First Executive Director of Canadian Foodgrains Bank Dies at 93
Loewen played a vital role in the establishment of the Foodgrains Bank. After a full career in the Manitoba school system, he was asked in 1979 to head up the recently established Mennonite Central Committee Food Bank, which was facilitating the donation of grain by farmers to be sent overseas.
He traveled across the country growing support from Canadian farmers, and soon negotiated an agreement with the Canadian Wheat Board, which helped expand the program.
The Canadian Foodgrains Bank was established as a separate organization in 1983 to facilitate the participation of other churches and church agencies in the program. Loewen was asked to serve as the first executive director, and served in this capacity until 1990.
According to those who knew Loewen during those years, his hard work, dedication and determination helped shaped the organization into what it is today.
John Wieler directed international programming for Mennonite Central Committee Canada at the time Loewen was leading the Mennonite Central Committee Food Bank. For him, Loewen’s dedication to the cause of ending global hunger and helping people in need “propelled the program and organization forward. He was always loyal, and committed to the tasks at hand.”
Loewen “worked hard, never gave up on ideas, and was always driven to complete projects that he deemed as beneficial to others,” he adds. “He was fearless.”
Wieler attributes Loewen’s passion for the Foodgrains Bank and its mission to his deep faith commitment.
“He was thoroughly committed to serving God and the people around him,” Wieler says, adding that “he was very open to including all groups. He was not selective in his work with people.”
Loewen’s dedication is also something remembered by Jim Cornelius, current executive director of the Foodgrains Bank.
“When a job needed to be done, Bert could be counted on to get it done, always keeping in mind the ultimate goal of fighting global hunger,” he says.
“When others may have given up, he did not. If there was a problem to be solved, or a particular task to be accomplished, that was a reason for him to get up in the morning.”
Cornelius also remembers how Loewen inspired Canadians to join him in the mission of the Foodgrains Bank.
“Bert had tremendous vision and energy, and was able to inspire farmers across Canada to join this new venture,” he says. “As I travel across the country today, people still ask about Bert, and remember him fondly.”
Loewen’s vision and hard work played a vital role in building a solid foundation for the development of the Foodgrains Bank into one of Canada’s leading agencies dealing with global hunger, Cornelius adds.

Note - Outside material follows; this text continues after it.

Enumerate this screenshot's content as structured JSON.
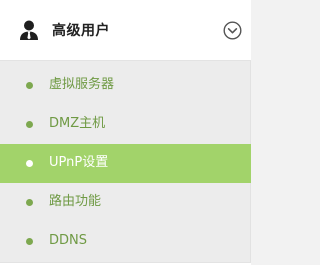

Loewen’s interest in the issue of hunger, and the fortunes of the Foodgrains Bank, didn’t end when he left the organization.
“Long after he had retired at the Foodgrains Bank, he would still call or drop into the office, wanting to know what was happening,” says Cornelius. “He was in our office just four days before he died asking about how we were responding to the Syrian crisis. It was always a pleasure to talk about the programs and let him know that millions of people had improved access to food as a result of the work of the Foodgrains Bank—news he delighted in.”
During a visit last year, when he was thanked for what he had done to help create the Foodgrains Bank, Loewen downplayed his role.
“Don’t play up my contribution,” he said. “It’s all about the people who support the Foodgrains Bank.”
In 2010, Loewen was the recipient of the Order of Manitoba, the province’s highest honor, largely because of the vital role he played in the establishment of the Foodgrains Bank.
Today, the Foodgrains Bank is providing over $40 million in annual assistance around the world, providing food where it is needed, and supporting the efforts of households and communities to improve their farming, livelihoods and nutrition. In 2015, over one million people were assisted in 39 countries.
Canadian Foodgrains Bank continues to receive generous support from thousands of farmers and other Canadians from Atlantic Canada to British Columbia.
Read Loewen’s Winnipeg Free Press obituary.